* How to complete this task:
Report each line of the entries that includes "海南神火奥德供应链管理有限公司" by copying it.

* Data extract:

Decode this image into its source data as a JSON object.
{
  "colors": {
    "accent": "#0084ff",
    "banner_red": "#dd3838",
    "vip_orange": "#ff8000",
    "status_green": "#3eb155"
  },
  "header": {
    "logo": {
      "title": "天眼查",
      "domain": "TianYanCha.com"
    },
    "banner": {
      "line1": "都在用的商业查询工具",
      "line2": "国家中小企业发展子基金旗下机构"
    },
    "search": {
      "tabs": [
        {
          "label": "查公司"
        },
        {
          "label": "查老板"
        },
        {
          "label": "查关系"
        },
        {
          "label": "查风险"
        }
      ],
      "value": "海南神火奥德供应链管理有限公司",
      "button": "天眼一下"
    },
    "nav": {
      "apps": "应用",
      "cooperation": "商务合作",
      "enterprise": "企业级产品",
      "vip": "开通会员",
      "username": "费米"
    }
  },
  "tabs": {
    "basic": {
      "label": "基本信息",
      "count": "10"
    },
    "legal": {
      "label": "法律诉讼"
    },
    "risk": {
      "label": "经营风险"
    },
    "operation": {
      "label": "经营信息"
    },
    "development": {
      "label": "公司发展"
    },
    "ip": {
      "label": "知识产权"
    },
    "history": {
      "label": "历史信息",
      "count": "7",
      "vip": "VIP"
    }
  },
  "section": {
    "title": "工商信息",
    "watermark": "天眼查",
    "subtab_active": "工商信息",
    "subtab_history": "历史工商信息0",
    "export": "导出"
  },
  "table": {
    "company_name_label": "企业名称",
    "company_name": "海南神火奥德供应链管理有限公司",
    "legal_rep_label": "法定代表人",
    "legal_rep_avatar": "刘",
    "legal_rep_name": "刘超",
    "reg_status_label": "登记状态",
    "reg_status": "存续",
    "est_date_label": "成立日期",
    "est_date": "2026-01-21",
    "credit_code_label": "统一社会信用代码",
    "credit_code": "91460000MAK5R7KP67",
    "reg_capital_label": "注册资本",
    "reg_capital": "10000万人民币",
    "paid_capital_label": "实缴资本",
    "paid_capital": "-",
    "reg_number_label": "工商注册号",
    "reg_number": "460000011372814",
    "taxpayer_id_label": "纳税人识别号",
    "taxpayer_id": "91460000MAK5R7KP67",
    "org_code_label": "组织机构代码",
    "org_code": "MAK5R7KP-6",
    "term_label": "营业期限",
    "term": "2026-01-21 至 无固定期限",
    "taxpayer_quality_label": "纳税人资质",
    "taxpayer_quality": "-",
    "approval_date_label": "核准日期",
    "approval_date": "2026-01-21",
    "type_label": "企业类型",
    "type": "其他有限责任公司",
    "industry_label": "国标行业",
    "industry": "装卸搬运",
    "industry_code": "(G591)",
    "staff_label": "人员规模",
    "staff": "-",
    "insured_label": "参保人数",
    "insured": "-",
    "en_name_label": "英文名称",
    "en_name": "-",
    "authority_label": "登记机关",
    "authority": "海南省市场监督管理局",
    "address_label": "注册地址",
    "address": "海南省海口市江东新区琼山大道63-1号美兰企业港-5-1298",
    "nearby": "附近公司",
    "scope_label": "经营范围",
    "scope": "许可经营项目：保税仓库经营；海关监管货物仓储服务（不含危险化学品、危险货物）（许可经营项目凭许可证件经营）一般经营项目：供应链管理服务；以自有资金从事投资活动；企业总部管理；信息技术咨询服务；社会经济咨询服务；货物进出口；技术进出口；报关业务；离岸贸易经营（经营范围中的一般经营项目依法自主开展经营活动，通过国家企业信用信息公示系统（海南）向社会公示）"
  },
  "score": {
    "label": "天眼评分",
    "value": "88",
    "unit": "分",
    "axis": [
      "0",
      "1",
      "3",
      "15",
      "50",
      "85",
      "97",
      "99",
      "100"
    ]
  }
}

* Reply:
      "value": "海南神火奥德供应链管理有限公司",
    "company_name": "海南神火奥德供应链管理有限公司",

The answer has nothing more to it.